* **PROBLEM**: What you give back must match the data character for character.

··· DATA PROVIDED

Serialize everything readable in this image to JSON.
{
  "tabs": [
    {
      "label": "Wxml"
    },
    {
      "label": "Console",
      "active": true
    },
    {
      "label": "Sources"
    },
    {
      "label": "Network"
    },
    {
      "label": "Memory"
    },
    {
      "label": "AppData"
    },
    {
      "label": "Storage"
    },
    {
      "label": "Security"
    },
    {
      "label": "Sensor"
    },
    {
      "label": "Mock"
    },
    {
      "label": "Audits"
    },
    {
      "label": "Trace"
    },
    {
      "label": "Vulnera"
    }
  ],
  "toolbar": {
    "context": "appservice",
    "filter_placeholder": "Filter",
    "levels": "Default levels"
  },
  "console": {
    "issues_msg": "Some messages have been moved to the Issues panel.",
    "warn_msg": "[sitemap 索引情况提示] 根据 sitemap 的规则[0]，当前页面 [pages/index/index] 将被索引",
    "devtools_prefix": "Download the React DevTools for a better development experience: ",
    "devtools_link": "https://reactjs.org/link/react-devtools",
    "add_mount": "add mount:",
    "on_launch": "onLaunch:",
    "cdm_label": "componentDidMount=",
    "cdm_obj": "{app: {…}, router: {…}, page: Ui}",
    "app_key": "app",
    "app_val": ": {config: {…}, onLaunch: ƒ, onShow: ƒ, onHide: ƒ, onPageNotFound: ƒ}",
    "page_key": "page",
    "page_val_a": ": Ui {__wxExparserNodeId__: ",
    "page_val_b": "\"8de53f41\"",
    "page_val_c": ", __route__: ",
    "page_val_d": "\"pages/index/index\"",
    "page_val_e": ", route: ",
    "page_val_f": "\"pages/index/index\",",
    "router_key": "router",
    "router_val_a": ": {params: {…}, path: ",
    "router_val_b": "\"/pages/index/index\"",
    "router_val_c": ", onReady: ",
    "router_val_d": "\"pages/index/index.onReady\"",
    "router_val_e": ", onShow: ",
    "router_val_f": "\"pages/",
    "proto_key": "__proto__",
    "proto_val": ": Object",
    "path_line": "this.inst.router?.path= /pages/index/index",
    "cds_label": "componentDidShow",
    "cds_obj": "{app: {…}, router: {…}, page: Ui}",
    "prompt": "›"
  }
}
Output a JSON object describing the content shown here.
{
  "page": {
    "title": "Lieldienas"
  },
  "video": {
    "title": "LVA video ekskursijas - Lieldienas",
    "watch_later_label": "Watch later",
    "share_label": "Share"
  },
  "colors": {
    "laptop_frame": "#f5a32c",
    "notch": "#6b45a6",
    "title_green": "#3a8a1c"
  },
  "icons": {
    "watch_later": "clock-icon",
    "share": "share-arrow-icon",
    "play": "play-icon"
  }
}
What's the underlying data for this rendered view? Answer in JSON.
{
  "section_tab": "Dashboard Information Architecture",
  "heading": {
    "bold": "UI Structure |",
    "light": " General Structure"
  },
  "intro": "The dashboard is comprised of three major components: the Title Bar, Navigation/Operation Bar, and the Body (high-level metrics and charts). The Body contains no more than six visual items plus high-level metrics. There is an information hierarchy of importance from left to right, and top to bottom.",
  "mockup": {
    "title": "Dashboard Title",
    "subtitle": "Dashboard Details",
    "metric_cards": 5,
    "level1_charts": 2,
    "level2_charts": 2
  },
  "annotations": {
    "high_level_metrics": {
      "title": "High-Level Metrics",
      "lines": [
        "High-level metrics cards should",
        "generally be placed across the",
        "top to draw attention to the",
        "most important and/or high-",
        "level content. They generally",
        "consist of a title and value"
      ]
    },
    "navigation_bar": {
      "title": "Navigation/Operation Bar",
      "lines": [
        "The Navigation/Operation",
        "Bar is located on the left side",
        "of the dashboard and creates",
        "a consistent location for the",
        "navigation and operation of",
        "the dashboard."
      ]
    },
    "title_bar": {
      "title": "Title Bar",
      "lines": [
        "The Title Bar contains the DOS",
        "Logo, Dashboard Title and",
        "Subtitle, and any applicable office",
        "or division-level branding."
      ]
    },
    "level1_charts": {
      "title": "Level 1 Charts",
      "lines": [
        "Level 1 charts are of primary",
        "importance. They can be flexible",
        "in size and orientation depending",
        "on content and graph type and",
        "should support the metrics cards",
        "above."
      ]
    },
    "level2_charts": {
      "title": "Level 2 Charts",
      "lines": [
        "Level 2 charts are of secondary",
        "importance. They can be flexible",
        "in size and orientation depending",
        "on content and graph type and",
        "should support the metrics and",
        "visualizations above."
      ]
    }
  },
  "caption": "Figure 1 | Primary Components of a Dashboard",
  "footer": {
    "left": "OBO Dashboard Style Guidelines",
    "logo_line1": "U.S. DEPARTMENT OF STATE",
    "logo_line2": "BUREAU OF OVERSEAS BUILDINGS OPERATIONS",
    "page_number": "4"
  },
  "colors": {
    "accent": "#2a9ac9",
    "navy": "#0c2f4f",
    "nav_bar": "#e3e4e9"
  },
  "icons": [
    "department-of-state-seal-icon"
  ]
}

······

* **RESULT**:
Serialize everything readable in this image to JSON.
{
  "tabs": [
    {
      "label": "Wxml"
    },
    {
      "label": "Console",
      "active": true
    },
    {
      "label": "Sources"
    },
    {
      "label": "Network"
    },
    {
      "label": "Memory"
    },
    {
      "label": "AppData"
    },
    {
      "label": "Storage"
    },
    {
      "label": "Security"
    },
    {
      "label": "Sensor"
    },
    {
      "label": "Mock"
    },
    {
      "label": "Audits"
    },
    {
      "label": "Trace"
    },
    {
      "label": "Vulnera"
    }
  ],
  "toolbar": {
    "context": "appservice",
    "filter_placeholder": "Filter",
    "levels": "Default levels"
  },
  "console": {
    "issues_msg": "Some messages have been moved to the Issues panel.",
    "warn_msg": "[sitemap 索引情况提示] 根据 sitemap 的规则[0]，当前页面 [pages/index/index] 将被索引",
    "devtools_prefix": "Download the React DevTools for a better development experience: ",
    "devtools_link": "https://reactjs.org/link/react-devtools",
    "add_mount": "add mount:",
    "on_launch": "onLaunch:",
    "cdm_label": "componentDidMount=",
    "cdm_obj": "{app: {…}, router: {…}, page: Ui}",
    "app_key": "app",
    "app_val": ": {config: {…}, onLaunch: ƒ, onShow: ƒ, onHide: ƒ, onPageNotFound: ƒ}",
    "page_key": "page",
    "page_val_a": ": Ui {__wxExparserNodeId__: ",
    "page_val_b": "\"8de53f41\"",
    "page_val_c": ", __route__: ",
    "page_val_d": "\"pages/index/index\"",
    "page_val_e": ", route: ",
    "page_val_f": "\"pages/index/index\",",
    "router_key": "router",
    "router_val_a": ": {params: {…}, path: ",
    "router_val_b": "\"/pages/index/index\"",
    "router_val_c": ", onReady: ",
    "router_val_d": "\"pages/index/index.onReady\"",
    "router_val_e": ", onShow: ",
    "router_val_f": "\"pages/",
    "proto_key": "__proto__",
    "proto_val": ": Object",
    "path_line": "this.inst.router?.path= /pages/index/index",
    "cds_label": "componentDidShow",
    "cds_obj": "{app: {…}, router: {…}, page: Ui}",
    "prompt": "›"
  }
}
Output a JSON object describing the content shown here.
{
  "page": {
    "title": "Lieldienas"
  },
  "video": {
    "title": "LVA video ekskursijas - Lieldienas",
    "watch_later_label": "Watch later",
    "share_label": "Share"
  },
  "colors": {
    "laptop_frame": "#f5a32c",
    "notch": "#6b45a6",
    "title_green": "#3a8a1c"
  },
  "icons": {
    "watch_later": "clock-icon",
    "share": "share-arrow-icon",
    "play": "play-icon"
  }
}
What's the underlying data for this rendered view? Answer in JSON.
{
  "section_tab": "Dashboard Information Architecture",
  "heading": {
    "bold": "UI Structure |",
    "light": " General Structure"
  },
  "intro": "The dashboard is comprised of three major components: the Title Bar, Navigation/Operation Bar, and the Body (high-level metrics and charts). The Body contains no more than six visual items plus high-level metrics. There is an information hierarchy of importance from left to right, and top to bottom.",
  "mockup": {
    "title": "Dashboard Title",
    "subtitle": "Dashboard Details",
    "metric_cards": 5,
    "level1_charts": 2,
    "level2_charts": 2
  },
  "annotations": {
    "high_level_metrics": {
      "title": "High-Level Metrics",
      "lines": [
        "High-level metrics cards should",
        "generally be placed across the",
        "top to draw attention to the",
        "most important and/or high-",
        "level content. They generally",
        "consist of a title and value"
      ]
    },
    "navigation_bar": {
      "title": "Navigation/Operation Bar",
      "lines": [
        "The Navigation/Operation",
        "Bar is located on the left side",
        "of the dashboard and creates",
        "a consistent location for the",
        "navigation and operation of",
        "the dashboard."
      ]
    },
    "title_bar": {
      "title": "Title Bar",
      "lines": [
        "The Title Bar contains the DOS",
        "Logo, Dashboard Title and",
        "Subtitle, and any applicable office",
        "or division-level branding."
      ]
    },
    "level1_charts": {
      "title": "Level 1 Charts",
      "lines": [
        "Level 1 charts are of primary",
        "importance. They can be flexible",
        "in size and orientation depending",
        "on content and graph type and",
        "should support the metrics cards",
        "above."
      ]
    },
    "level2_charts": {
      "title": "Level 2 Charts",
      "lines": [
        "Level 2 charts are of secondary",
        "importance. They can be flexible",
        "in size and orientation depending",
        "on content and graph type and",
        "should support the metrics and",
        "visualizations above."
      ]
    }
  },
  "caption": "Figure 1 | Primary Components of a Dashboard",
  "footer": {
    "left": "OBO Dashboard Style Guidelines",
    "logo_line1": "U.S. DEPARTMENT OF STATE",
    "logo_line2": "BUREAU OF OVERSEAS BUILDINGS OPERATIONS",
    "page_number": "4"
  },
  "colors": {
    "accent": "#2a9ac9",
    "navy": "#0c2f4f",
    "nav_bar": "#e3e4e9"
  },
  "icons": [
    "department-of-state-seal-icon"
  ]
}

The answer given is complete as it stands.